Exercise aim: Keep the wording of the records intact as you retype them, and omit every image.

Entries provided:
--- START ---
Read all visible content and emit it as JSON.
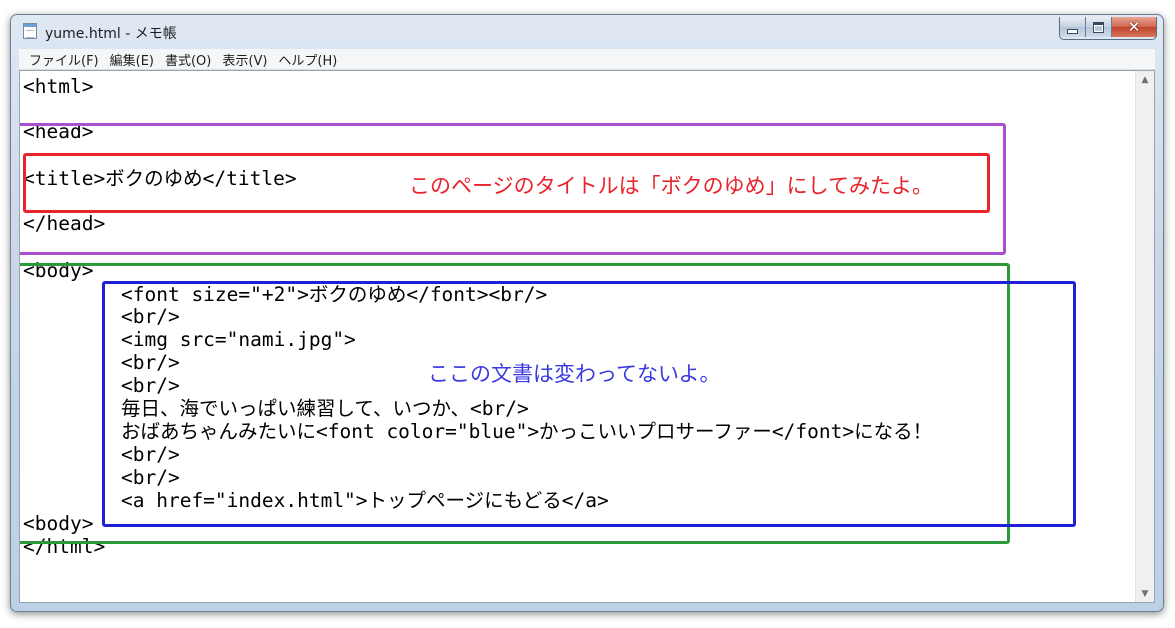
{
  "window": {
    "title": "yume.html - メモ帳"
  },
  "menubar": {
    "items": [
      {
        "label": "ファイル(F)"
      },
      {
        "label": "編集(E)"
      },
      {
        "label": "書式(O)"
      },
      {
        "label": "表示(V)"
      },
      {
        "label": "ヘルプ(H)"
      }
    ]
  },
  "editor": {
    "lines": [
      "<html>",
      "",
      "<head>",
      "",
      "<title>ボクのゆめ</title>",
      "",
      "</head>",
      "",
      "<body>",
      "<font size=\"+2\">ボクのゆめ</font><br/>",
      "<br/>",
      "<img src=\"nami.jpg\">",
      "<br/>",
      "<br/>",
      "毎日、海でいっぱい練習して、いつか、<br/>",
      "おばあちゃんみたいに<font color=\"blue\">かっこいいプロサーファー</font>になる！",
      "<br/>",
      "<br/>",
      "<a href=\"index.html\">トップページにもどる</a>",
      "<body>",
      "</html>"
    ]
  },
  "annotations": {
    "title_note": "このページのタイトルは「ボクのゆめ」にしてみたよ。",
    "body_note": "ここの文書は変わってないよ。"
  },
  "colors": {
    "purple": "#a94fd0",
    "red": "#e8232a",
    "green": "#2a9a3a",
    "blue": "#2020d8",
    "red_text": "#e8232a",
    "blue_text": "#3a3ae0"
  }
}
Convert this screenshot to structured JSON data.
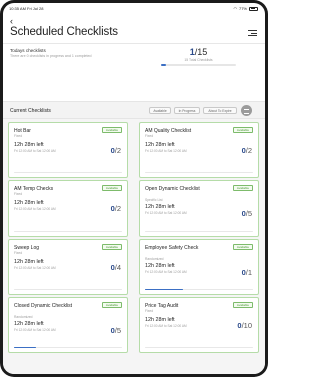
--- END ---
Result below:
Read all visible content and emit it as JSON.
{
  "window": {
    "title": "yume.html - メモ帳"
  },
  "menubar": {
    "items": [
      {
        "label": "ファイル(F)"
      },
      {
        "label": "編集(E)"
      },
      {
        "label": "書式(O)"
      },
      {
        "label": "表示(V)"
      },
      {
        "label": "ヘルプ(H)"
      }
    ]
  },
  "editor": {
    "lines": [
      "<html>",
      "",
      "<head>",
      "",
      "<title>ボクのゆめ</title>",
      "",
      "</head>",
      "",
      "<body>",
      "<font size=\"+2\">ボクのゆめ</font><br/>",
      "<br/>",
      "<img src=\"nami.jpg\">",
      "<br/>",
      "<br/>",
      "毎日、海でいっぱい練習して、いつか、<br/>",
      "おばあちゃんみたいに<font color=\"blue\">かっこいいプロサーファー</font>になる！",
      "<br/>",
      "<br/>",
      "<a href=\"index.html\">トップページにもどる</a>",
      "<body>",
      "</html>"
    ]
  },
  "annotations": {
    "title_note": "このページのタイトルは「ボクのゆめ」にしてみたよ。",
    "body_note": "ここの文書は変わってないよ。"
  },
  "colors": {
    "purple": "#a94fd0",
    "red": "#e8232a",
    "green": "#2a9a3a",
    "blue": "#2020d8",
    "red_text": "#e8232a",
    "blue_text": "#3a3ae0"
  }
}
Convert this screenshot to structured JSON data.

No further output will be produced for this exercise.